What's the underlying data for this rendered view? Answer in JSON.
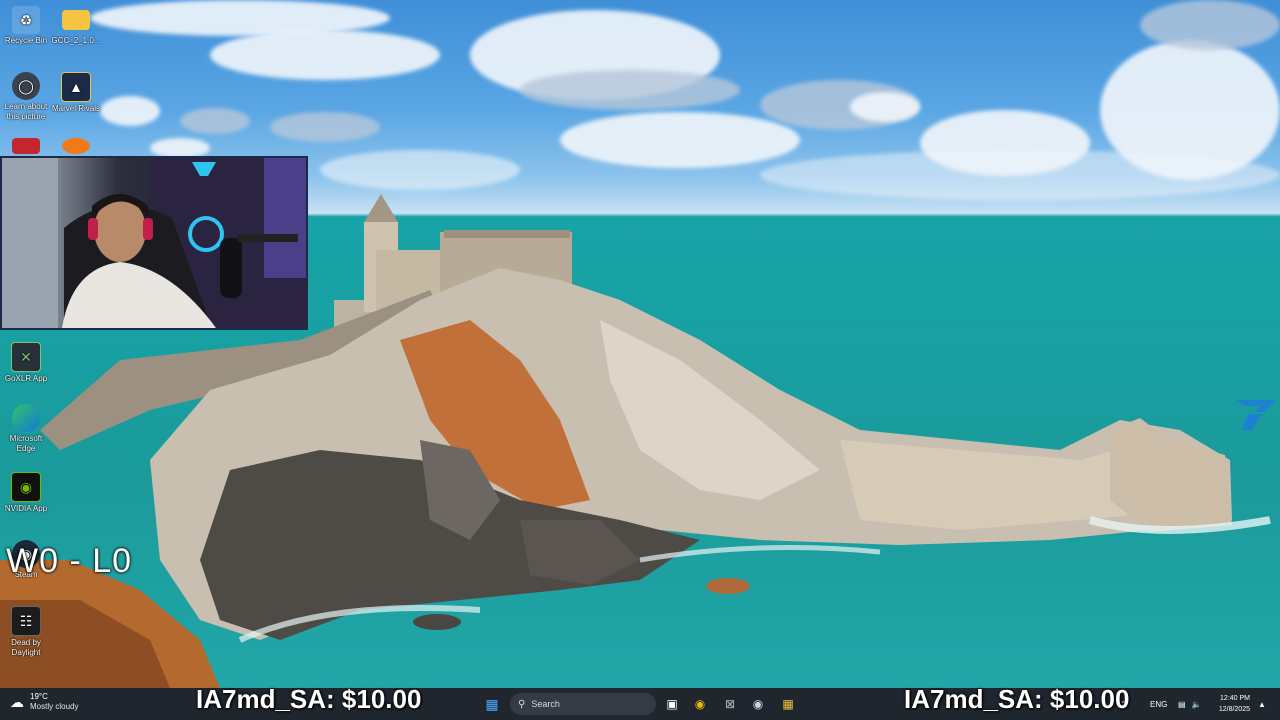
{
  "desktop": {
    "icons": [
      {
        "label": "Recycle Bin",
        "icon": "recycle-bin-icon"
      },
      {
        "label": "GCC_2_1.0...",
        "icon": "folder-icon"
      },
      {
        "label": "Learn about this picture",
        "icon": "learn-icon"
      },
      {
        "label": "Marvel Rivals",
        "icon": "marvel-rivals-icon"
      },
      {
        "label": "GoXLR App",
        "icon": "goxlr-icon"
      },
      {
        "label": "Microsoft Edge",
        "icon": "edge-icon"
      },
      {
        "label": "NVIDIA App",
        "icon": "nvidia-icon"
      },
      {
        "label": "Steam",
        "icon": "steam-icon"
      },
      {
        "label": "Dead by Daylight",
        "icon": "dead-by-daylight-icon"
      }
    ]
  },
  "overlay": {
    "score": "W0 - L0",
    "donation_left": "IA7md_SA: $10.00",
    "donation_right": "IA7md_SA: $10.00"
  },
  "taskbar": {
    "weather_temp": "19°C",
    "weather_desc": "Mostly cloudy",
    "search_placeholder": "Search",
    "language": "ENG",
    "time": "12:40 PM",
    "date": "12/8/2025"
  },
  "colors": {
    "taskbar_bg": "#1f262e",
    "sea": "#17a1a3",
    "sky": "#3f8fd8",
    "brand_accent": "#1e7bd8"
  }
}
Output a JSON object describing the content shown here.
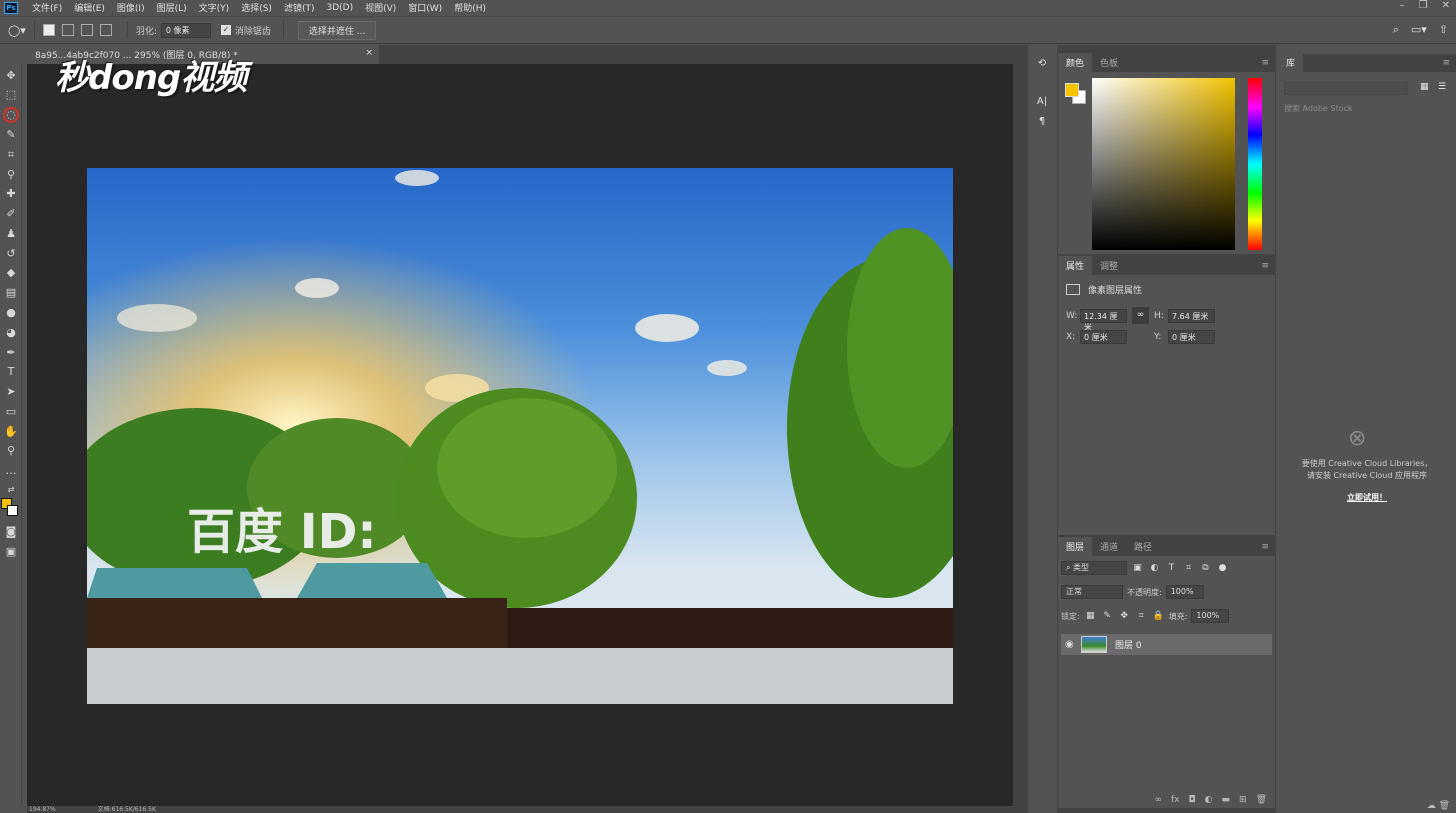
{
  "menubar": {
    "logo": "Ps",
    "items": [
      "文件(F)",
      "编辑(E)",
      "图像(I)",
      "图层(L)",
      "文字(Y)",
      "选择(S)",
      "滤镜(T)",
      "3D(D)",
      "视图(V)",
      "窗口(W)",
      "帮助(H)"
    ]
  },
  "options": {
    "feather_label": "羽化:",
    "feather_value": "0 像素",
    "antialias_label": "消除锯齿",
    "select_mask_label": "选择并遮住 ..."
  },
  "document": {
    "tab_title": "8a95...4ab9c2f070 ... 295% (图层 0, RGB/8) *",
    "close": "×"
  },
  "watermark": "秒dong视频",
  "canvas": {
    "overlay_text": "百度 ID:"
  },
  "status": {
    "zoom": "194.87%",
    "doc": "文档:616.5K/616.5K"
  },
  "color_panel": {
    "tabs": [
      "颜色",
      "色板"
    ],
    "foreground": "#f6c400",
    "background": "#ffffff"
  },
  "properties_panel": {
    "tabs": [
      "属性",
      "调整"
    ],
    "heading": "像素图层属性",
    "w_label": "W:",
    "w_value": "12.34 厘米",
    "h_label": "H:",
    "h_value": "7.64 厘米",
    "x_label": "X:",
    "x_value": "0 厘米",
    "y_label": "Y:",
    "y_value": "0 厘米"
  },
  "layers_panel": {
    "tabs": [
      "图层",
      "通道",
      "路径"
    ],
    "filter_kind": "类型",
    "blend_mode": "正常",
    "opacity_label": "不透明度:",
    "opacity_value": "100%",
    "lock_label": "锁定:",
    "fill_label": "填充:",
    "fill_value": "100%",
    "layers": [
      {
        "name": "图层 0"
      }
    ]
  },
  "library_panel": {
    "tab": "库",
    "search_placeholder": "搜索 Adobe Stock",
    "message_line1": "要使用 Creative Cloud Libraries，",
    "message_line2": "请安装 Creative Cloud 应用程序",
    "link": "立即试用！"
  }
}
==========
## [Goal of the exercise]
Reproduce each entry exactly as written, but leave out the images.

## [Response to the task]
What's the underlying data for this rendered view? Answer in JSON.
{
  "desktop": {
    "icons": [
      {
        "label": "Recycle Bin",
        "icon": "recycle-bin-icon"
      },
      {
        "label": "GCC_2_1.0...",
        "icon": "folder-icon"
      },
      {
        "label": "Learn about this picture",
        "icon": "learn-icon"
      },
      {
        "label": "Marvel Rivals",
        "icon": "marvel-rivals-icon"
      },
      {
        "label": "GoXLR App",
        "icon": "goxlr-icon"
      },
      {
        "label": "Microsoft Edge",
        "icon": "edge-icon"
      },
      {
        "label": "NVIDIA App",
        "icon": "nvidia-icon"
      },
      {
        "label": "Steam",
        "icon": "steam-icon"
      },
      {
        "label": "Dead by Daylight",
        "icon": "dead-by-daylight-icon"
      }
    ]
  },
  "overlay": {
    "score": "W0 - L0",
    "donation_left": "IA7md_SA: $10.00",
    "donation_right": "IA7md_SA: $10.00"
  },
  "taskbar": {
    "weather_temp": "19°C",
    "weather_desc": "Mostly cloudy",
    "search_placeholder": "Search",
    "language": "ENG",
    "time": "12:40 PM",
    "date": "12/8/2025"
  },
  "colors": {
    "taskbar_bg": "#1f262e",
    "sea": "#17a1a3",
    "sky": "#3f8fd8",
    "brand_accent": "#1e7bd8"
  }
}
Output a JSON object describing the content shown here.
{
  "menubar": {
    "logo": "Ps",
    "items": [
      "文件(F)",
      "编辑(E)",
      "图像(I)",
      "图层(L)",
      "文字(Y)",
      "选择(S)",
      "滤镜(T)",
      "3D(D)",
      "视图(V)",
      "窗口(W)",
      "帮助(H)"
    ]
  },
  "options": {
    "feather_label": "羽化:",
    "feather_value": "0 像素",
    "antialias_label": "消除锯齿",
    "select_mask_label": "选择并遮住 ..."
  },
  "document": {
    "tab_title": "8a95...4ab9c2f070 ... 295% (图层 0, RGB/8) *",
    "close": "×"
  },
  "watermark": "秒dong视频",
  "canvas": {
    "overlay_text": "百度 ID:"
  },
  "status": {
    "zoom": "194.87%",
    "doc": "文档:616.5K/616.5K"
  },
  "color_panel": {
    "tabs": [
      "颜色",
      "色板"
    ],
    "foreground": "#f6c400",
    "background": "#ffffff"
  },
  "properties_panel": {
    "tabs": [
      "属性",
      "调整"
    ],
    "heading": "像素图层属性",
    "w_label": "W:",
    "w_value": "12.34 厘米",
    "h_label": "H:",
    "h_value": "7.64 厘米",
    "x_label": "X:",
    "x_value": "0 厘米",
    "y_label": "Y:",
    "y_value": "0 厘米"
  },
  "layers_panel": {
    "tabs": [
      "图层",
      "通道",
      "路径"
    ],
    "filter_kind": "类型",
    "blend_mode": "正常",
    "opacity_label": "不透明度:",
    "opacity_value": "100%",
    "lock_label": "锁定:",
    "fill_label": "填充:",
    "fill_value": "100%",
    "layers": [
      {
        "name": "图层 0"
      }
    ]
  },
  "library_panel": {
    "tab": "库",
    "search_placeholder": "搜索 Adobe Stock",
    "message_line1": "要使用 Creative Cloud Libraries，",
    "message_line2": "请安装 Creative Cloud 应用程序",
    "link": "立即试用！"
  }
}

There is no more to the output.